BEGIN EXERCISE DATA

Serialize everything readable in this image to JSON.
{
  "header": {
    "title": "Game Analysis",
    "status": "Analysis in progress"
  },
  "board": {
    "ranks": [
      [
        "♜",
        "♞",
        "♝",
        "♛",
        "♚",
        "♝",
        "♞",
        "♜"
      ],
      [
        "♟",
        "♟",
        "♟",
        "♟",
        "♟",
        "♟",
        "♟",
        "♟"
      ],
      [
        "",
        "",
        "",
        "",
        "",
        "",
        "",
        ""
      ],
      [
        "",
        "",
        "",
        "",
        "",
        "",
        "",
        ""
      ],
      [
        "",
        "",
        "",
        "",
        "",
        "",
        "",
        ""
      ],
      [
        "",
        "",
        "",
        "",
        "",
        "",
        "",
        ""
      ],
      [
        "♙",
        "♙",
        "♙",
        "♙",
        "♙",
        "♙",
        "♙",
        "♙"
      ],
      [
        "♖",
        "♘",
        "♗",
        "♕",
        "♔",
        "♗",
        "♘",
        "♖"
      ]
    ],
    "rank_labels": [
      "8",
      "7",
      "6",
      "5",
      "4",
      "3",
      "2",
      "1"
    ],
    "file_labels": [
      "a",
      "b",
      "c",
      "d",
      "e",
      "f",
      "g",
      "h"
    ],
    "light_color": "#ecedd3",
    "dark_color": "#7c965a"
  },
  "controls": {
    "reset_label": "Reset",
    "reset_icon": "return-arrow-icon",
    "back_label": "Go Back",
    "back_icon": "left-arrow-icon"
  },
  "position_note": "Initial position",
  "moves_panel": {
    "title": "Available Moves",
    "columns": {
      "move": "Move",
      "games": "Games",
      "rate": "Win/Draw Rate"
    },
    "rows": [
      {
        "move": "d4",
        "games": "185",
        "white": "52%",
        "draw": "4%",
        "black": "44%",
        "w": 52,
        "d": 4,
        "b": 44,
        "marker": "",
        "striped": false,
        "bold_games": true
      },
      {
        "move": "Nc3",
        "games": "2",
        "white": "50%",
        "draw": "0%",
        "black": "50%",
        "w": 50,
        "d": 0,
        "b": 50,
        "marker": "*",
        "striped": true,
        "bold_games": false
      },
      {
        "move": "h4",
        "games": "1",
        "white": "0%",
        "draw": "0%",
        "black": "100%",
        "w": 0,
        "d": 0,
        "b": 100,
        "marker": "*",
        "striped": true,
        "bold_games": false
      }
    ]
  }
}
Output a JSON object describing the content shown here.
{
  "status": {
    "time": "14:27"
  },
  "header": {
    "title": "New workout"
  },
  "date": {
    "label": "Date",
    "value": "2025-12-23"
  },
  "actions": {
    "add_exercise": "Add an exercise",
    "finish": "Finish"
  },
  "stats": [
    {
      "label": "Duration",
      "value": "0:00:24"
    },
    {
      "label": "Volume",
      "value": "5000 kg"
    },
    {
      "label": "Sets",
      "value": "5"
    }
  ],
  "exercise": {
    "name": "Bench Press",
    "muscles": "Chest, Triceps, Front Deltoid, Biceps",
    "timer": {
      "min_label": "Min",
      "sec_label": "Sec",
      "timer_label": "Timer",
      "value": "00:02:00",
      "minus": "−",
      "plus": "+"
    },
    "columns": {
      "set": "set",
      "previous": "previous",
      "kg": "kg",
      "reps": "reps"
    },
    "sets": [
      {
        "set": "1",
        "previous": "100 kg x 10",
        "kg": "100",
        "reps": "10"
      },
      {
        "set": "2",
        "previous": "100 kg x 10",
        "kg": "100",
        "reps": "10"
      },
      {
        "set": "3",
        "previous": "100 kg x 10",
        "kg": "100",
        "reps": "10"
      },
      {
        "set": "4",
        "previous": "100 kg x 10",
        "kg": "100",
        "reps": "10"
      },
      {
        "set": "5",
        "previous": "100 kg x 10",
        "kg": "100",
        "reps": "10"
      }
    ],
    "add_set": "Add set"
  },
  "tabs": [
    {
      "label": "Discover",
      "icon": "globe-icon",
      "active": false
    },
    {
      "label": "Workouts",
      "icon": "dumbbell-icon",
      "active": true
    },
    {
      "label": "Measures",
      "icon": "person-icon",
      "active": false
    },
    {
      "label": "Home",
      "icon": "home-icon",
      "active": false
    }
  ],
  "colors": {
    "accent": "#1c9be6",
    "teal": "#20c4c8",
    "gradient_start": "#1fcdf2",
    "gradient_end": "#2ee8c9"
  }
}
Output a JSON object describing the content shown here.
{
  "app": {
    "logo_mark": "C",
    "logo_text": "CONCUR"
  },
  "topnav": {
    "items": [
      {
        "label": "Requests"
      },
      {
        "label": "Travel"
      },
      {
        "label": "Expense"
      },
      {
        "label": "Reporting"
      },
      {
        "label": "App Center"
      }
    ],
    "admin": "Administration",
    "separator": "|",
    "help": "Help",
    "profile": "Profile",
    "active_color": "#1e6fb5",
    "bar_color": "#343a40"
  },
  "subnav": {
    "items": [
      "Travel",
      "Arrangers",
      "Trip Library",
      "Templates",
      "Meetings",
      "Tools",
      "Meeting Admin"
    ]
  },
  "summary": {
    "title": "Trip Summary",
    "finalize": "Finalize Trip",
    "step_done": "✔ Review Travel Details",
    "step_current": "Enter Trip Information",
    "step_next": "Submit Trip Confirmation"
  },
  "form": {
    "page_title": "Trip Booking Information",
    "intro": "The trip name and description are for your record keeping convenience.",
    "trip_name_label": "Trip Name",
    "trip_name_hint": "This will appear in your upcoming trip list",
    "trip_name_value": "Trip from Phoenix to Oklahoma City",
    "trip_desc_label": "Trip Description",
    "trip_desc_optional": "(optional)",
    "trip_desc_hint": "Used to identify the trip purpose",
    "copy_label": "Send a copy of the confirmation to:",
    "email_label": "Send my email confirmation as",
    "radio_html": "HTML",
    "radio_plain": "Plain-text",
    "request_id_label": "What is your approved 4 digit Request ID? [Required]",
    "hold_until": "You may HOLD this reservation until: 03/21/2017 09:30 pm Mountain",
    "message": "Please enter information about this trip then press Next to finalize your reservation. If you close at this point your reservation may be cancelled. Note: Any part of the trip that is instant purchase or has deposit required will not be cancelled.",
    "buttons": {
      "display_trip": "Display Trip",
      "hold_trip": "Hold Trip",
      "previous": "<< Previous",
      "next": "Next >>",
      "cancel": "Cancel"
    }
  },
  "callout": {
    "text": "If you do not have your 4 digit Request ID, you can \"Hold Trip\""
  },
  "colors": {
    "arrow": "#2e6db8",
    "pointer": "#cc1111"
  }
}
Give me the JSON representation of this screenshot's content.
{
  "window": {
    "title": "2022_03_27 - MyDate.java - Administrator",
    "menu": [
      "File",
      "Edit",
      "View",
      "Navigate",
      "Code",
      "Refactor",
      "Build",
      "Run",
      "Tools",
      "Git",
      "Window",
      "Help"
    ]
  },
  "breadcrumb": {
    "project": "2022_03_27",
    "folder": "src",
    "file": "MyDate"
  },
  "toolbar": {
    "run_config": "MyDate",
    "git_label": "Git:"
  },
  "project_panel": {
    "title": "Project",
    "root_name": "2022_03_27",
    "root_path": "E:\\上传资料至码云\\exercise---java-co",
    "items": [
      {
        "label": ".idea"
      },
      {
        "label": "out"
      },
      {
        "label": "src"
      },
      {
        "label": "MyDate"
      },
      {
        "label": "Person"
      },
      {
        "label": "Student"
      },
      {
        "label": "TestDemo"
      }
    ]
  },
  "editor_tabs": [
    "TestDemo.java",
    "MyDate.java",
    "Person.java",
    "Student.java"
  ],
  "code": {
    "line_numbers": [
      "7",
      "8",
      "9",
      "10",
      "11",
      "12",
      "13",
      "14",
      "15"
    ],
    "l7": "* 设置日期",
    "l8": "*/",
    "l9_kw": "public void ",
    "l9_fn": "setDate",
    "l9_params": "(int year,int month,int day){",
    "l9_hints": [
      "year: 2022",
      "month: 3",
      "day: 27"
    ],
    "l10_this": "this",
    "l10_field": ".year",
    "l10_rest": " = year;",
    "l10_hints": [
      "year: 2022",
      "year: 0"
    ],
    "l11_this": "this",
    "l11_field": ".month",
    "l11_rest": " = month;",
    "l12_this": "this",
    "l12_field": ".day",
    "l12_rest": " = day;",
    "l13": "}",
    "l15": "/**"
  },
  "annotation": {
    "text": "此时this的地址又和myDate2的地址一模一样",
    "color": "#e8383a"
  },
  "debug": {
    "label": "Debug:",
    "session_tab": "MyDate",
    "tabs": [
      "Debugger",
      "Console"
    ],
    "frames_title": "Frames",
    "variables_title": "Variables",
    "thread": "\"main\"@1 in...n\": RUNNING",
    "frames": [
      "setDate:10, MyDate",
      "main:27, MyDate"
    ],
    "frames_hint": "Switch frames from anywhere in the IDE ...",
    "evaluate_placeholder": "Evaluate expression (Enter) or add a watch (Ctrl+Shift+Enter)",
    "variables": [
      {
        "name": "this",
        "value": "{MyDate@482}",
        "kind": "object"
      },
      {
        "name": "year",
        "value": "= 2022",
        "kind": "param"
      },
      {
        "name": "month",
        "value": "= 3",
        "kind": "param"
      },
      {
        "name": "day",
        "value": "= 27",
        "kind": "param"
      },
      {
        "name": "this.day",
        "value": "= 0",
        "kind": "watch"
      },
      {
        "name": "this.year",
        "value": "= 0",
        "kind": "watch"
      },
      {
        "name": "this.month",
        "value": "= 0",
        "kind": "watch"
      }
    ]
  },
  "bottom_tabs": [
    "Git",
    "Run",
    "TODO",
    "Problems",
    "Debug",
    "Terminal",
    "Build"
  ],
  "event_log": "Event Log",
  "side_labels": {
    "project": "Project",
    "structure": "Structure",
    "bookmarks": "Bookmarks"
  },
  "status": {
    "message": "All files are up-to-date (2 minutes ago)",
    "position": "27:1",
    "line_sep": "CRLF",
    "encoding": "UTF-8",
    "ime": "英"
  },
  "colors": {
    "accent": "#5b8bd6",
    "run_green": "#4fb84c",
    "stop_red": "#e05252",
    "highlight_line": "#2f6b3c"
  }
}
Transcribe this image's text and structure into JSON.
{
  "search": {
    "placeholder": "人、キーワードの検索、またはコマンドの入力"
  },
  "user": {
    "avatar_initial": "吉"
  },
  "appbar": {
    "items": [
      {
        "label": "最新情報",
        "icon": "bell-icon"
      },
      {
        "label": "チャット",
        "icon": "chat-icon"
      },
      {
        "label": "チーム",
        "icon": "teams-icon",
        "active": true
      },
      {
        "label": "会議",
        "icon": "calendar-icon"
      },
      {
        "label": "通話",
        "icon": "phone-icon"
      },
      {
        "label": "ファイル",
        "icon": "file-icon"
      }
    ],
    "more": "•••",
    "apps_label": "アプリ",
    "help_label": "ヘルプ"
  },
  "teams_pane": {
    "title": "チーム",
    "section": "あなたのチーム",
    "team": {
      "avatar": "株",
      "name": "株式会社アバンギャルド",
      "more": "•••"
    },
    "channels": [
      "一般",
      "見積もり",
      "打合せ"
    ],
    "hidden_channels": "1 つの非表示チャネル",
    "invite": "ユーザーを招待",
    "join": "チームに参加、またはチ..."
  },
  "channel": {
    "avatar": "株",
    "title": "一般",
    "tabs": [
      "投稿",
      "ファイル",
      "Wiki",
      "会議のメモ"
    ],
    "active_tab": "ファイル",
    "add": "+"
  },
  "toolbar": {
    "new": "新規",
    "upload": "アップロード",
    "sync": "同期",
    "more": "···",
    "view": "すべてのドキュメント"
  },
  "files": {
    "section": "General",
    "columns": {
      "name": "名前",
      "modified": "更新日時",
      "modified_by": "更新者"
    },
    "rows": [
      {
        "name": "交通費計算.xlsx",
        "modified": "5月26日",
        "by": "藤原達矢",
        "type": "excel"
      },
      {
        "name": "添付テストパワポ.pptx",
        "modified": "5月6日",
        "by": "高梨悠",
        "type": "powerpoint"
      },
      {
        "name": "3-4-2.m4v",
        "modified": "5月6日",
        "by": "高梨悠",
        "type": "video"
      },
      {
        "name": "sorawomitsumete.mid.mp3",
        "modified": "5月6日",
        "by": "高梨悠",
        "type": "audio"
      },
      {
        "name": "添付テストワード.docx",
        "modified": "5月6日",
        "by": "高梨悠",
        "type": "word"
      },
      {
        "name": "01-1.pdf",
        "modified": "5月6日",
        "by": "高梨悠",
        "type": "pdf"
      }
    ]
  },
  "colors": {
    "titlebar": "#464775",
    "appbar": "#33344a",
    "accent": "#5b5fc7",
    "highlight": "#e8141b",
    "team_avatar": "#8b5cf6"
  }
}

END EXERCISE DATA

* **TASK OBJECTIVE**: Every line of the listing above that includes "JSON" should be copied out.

* **REPLY**:
Serialize everything readable in this image to JSON.
Output a JSON object describing the content shown here.
Output a JSON object describing the content shown here.
Give me the JSON representation of this screenshot's content.
Transcribe this image's text and structure into JSON.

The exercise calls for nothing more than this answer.